    The trophy head depicts a decapitated high status enemy. Such heads would have been attached to ceremonial swords. State swords belonged to Asante regalia – objects owned by the state and intended for public display. The Asante employed different sword ornaments, including gold heads, often called ‘heads of Worosa’. The latter was chief of the northern Banda state who, reputedly, was assassinated by Asantehene Osei Kwadwo for killing Asante traders, possibly around 1765. The first casting of Worosa’s head was probably made soon after, and more representations followed. Given its wear and damage, the head in the Wallace Collection might have been an early cast.

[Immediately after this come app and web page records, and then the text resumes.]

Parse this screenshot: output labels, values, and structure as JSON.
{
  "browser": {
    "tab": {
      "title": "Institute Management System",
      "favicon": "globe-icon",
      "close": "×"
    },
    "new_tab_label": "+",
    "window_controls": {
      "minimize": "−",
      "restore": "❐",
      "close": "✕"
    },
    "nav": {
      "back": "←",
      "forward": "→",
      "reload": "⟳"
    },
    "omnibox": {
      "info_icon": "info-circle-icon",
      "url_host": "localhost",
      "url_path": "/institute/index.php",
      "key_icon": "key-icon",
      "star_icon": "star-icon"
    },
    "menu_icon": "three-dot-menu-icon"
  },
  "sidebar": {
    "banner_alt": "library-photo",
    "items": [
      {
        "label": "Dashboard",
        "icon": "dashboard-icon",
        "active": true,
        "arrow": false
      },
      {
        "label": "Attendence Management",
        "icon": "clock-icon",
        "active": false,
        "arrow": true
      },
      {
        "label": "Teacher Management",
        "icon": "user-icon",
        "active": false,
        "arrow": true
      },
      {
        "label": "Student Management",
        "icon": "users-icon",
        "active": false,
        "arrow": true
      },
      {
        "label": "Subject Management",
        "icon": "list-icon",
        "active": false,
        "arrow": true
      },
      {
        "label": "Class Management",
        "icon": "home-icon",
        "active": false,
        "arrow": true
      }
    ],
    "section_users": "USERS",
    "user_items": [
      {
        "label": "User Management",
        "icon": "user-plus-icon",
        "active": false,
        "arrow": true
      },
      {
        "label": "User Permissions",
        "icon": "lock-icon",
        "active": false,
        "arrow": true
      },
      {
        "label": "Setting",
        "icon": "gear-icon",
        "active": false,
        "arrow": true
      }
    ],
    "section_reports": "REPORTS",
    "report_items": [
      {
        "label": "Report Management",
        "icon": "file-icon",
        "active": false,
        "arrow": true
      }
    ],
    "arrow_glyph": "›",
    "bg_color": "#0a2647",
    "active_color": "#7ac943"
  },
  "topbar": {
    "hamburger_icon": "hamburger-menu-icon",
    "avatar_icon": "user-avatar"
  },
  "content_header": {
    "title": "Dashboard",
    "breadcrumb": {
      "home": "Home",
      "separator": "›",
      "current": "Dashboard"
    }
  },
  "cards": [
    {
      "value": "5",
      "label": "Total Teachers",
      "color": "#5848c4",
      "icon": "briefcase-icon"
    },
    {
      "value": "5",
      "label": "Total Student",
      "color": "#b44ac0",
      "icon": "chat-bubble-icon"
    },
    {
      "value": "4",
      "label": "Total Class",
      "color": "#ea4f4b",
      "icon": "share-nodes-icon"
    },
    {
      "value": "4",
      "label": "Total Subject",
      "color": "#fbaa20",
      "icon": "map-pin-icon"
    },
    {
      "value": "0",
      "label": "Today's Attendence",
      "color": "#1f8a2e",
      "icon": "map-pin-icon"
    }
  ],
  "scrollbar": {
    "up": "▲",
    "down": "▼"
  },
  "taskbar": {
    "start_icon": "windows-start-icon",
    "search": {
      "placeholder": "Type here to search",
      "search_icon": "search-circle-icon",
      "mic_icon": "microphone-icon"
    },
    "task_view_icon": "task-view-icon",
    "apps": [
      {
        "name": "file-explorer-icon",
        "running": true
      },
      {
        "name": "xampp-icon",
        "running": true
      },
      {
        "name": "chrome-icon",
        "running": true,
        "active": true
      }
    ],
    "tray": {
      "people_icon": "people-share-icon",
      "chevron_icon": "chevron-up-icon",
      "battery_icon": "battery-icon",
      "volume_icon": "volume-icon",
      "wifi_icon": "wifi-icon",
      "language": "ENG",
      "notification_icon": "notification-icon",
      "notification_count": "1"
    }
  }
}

    The head was taken from Kumasi by British forces during the Anglo-Asante war of 1873–4. It was sold to Garrard & Co. Ltd, the Crown Jeweller in London, from whom Sir Richard Wallace bought it together with a few more Asante objects, including swords, knives and gold rings.